(Task data Opens)
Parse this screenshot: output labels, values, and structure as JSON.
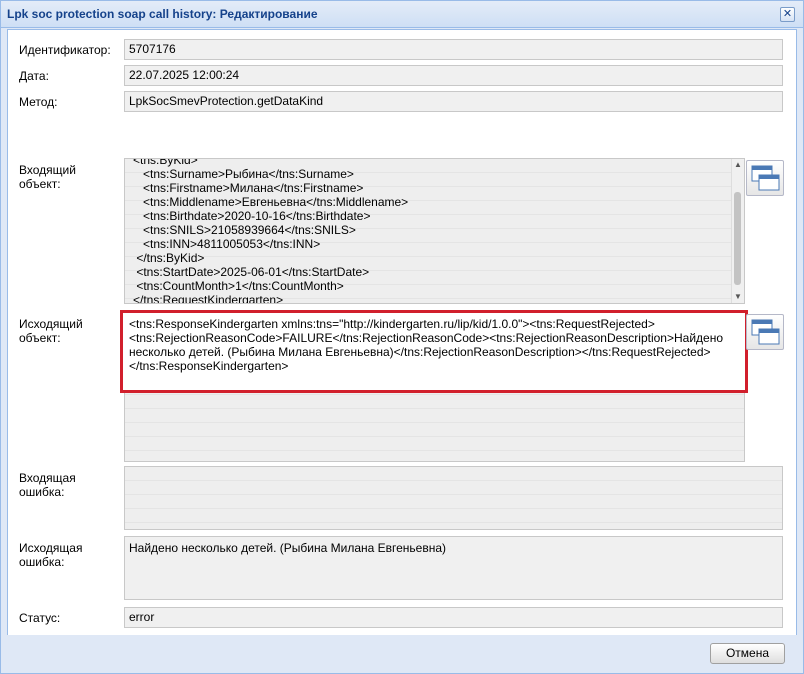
{
  "window": {
    "title": "Lpk soc protection soap call history: Редактирование"
  },
  "fields": {
    "id": {
      "label": "Идентификатор:",
      "value": "5707176"
    },
    "date": {
      "label": "Дата:",
      "value": "22.07.2025 12:00:24"
    },
    "method": {
      "label": "Метод:",
      "value": "LpkSocSmevProtection.getDataKind"
    },
    "incoming_object": {
      "label_line1": "Входящий",
      "label_line2": "объект:",
      "lines": [
        "<tns:ByKid>",
        "   <tns:Surname>Рыбина</tns:Surname>",
        "   <tns:Firstname>Милана</tns:Firstname>",
        "   <tns:Middlename>Евгеньевна</tns:Middlename>",
        "   <tns:Birthdate>2020-10-16</tns:Birthdate>",
        "   <tns:SNILS>21058939664</tns:SNILS>",
        "   <tns:INN>4811005053</tns:INN>",
        " </tns:ByKid>",
        " <tns:StartDate>2025-06-01</tns:StartDate>",
        " <tns:CountMonth>1</tns:CountMonth>",
        "</tns:RequestKindergarten>"
      ]
    },
    "outgoing_object": {
      "label_line1": "Исходящий",
      "label_line2": "объект:",
      "value": "<tns:ResponseKindergarten xmlns:tns=\"http://kindergarten.ru/lip/kid/1.0.0\"><tns:RequestRejected><tns:RejectionReasonCode>FAILURE</tns:RejectionReasonCode><tns:RejectionReasonDescription>Найдено несколько детей. (Рыбина Милана Евгеньевна)</tns:RejectionReasonDescription></tns:RequestRejected></tns:ResponseKindergarten>"
    },
    "incoming_error": {
      "label_line1": "Входящая",
      "label_line2": "ошибка:",
      "value": ""
    },
    "outgoing_error": {
      "label_line1": "Исходящая",
      "label_line2": "ошибка:",
      "value": "Найдено несколько детей. (Рыбина Милана Евгеньевна)"
    },
    "status": {
      "label": "Статус:",
      "value": "error"
    }
  },
  "buttons": {
    "cancel": "Отмена"
  },
  "icons": {
    "popup": "open-window-icon",
    "close": "close-icon"
  },
  "colors": {
    "highlight_border": "#d11f2c",
    "title_text": "#15428b"
  }
}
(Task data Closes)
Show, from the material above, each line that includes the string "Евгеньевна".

        "   <tns:Middlename>Евгеньевна</tns:Middlename>",
      "value": "<tns:ResponseKindergarten xmlns:tns=\"http://kindergarten.ru/lip/kid/1.0.0\"><tns:RequestRejected><tns:RejectionReasonCode>FAILURE</tns:RejectionReasonCode><tns:RejectionReasonDescription>Найдено несколько детей. (Рыбина Милана Евгеньевна)</tns:RejectionReasonDescription></tns:RequestRejected></tns:ResponseKindergarten>"
      "value": "Найдено несколько детей. (Рыбина Милана Евгеньевна)"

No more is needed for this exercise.